Publication 17
taxmap/pub17/p17-135.htm#en_us_publink1000173539

Theft(p171)

rule
A theft is the taking and removing of money or property with the intent to deprive the owner of it. The taking of property must be illegal under the laws of the state where it occurred and it must have been done with criminal intent. You do not need to show a conviction for theft.
Theft includes the taking of money or property by the following means.
The taking of money or property through fraud or misrepresentation is theft if it is illegal under state or local law.
taxmap/pub17/p17-135.htm#en_us_publink1000173540

Decline in market value of stock.(p171)

rule
You cannot deduct as a theft loss the decline in market value of stock acquired on the open market for investment if the decline is caused by disclosure of accounting fraud or other illegal misconduct by the officers or directors of the corporation that issued the stock. However, you can deduct as a capital loss the loss you sustain when you sell or exchange the stock or the stock becomes completely worthless. You report a capital loss on Schedule D (Form 1040). For more information about stock sales, worthless stock, and capital losses, see chapter 4 of Publication 550.
taxmap/pub17/p17-135.htm#en_us_publink1000173541

Mislaid or lost property.(p172)

rule
The simple disappearance of money or property is not a theft. However, an accidental loss or disappearance of property can qualify as a casualty if it results from an identifiable event that is sudden, unexpected, or unusual. Sudden, unexpected, and unusual events are defined earlier.
taxmap/pub17/p17-135.htm#en_us_publink1000173542

Example.(p172)

A car door is accidentally slammed on your hand, breaking the setting of your diamond ring. The diamond falls from the ring and is never found. The loss of the diamond is a casualty.
taxmap/pub17/p17-135.htm#en_us_publink1000190734

Losses from Ponzi-type investment schemes.(p172)

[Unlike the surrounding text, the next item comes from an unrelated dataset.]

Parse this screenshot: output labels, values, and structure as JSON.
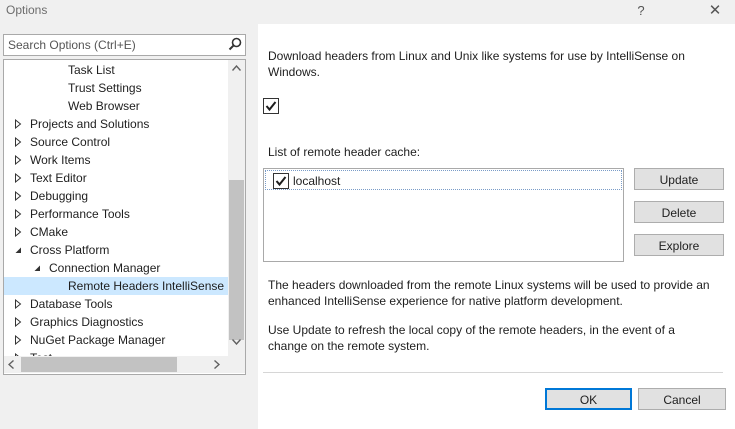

rule
If you had a loss from a Ponzi-type investment scheme, see: These losses are deductible as theft losses of income-producing property on your tax return for the year the loss was discovered. You figure the deductible loss in Section B of Form 4684. If you qualify to use Revenue Procedure 2009-20 and you choose to follow the procedures in Revenue Procedure 2009-20, you also must complete Appendix A of that procedure and write "Revenue Procedure 2009-20" across the top of Form 4684. For more information, see the above revenue ruling and revenue procedure.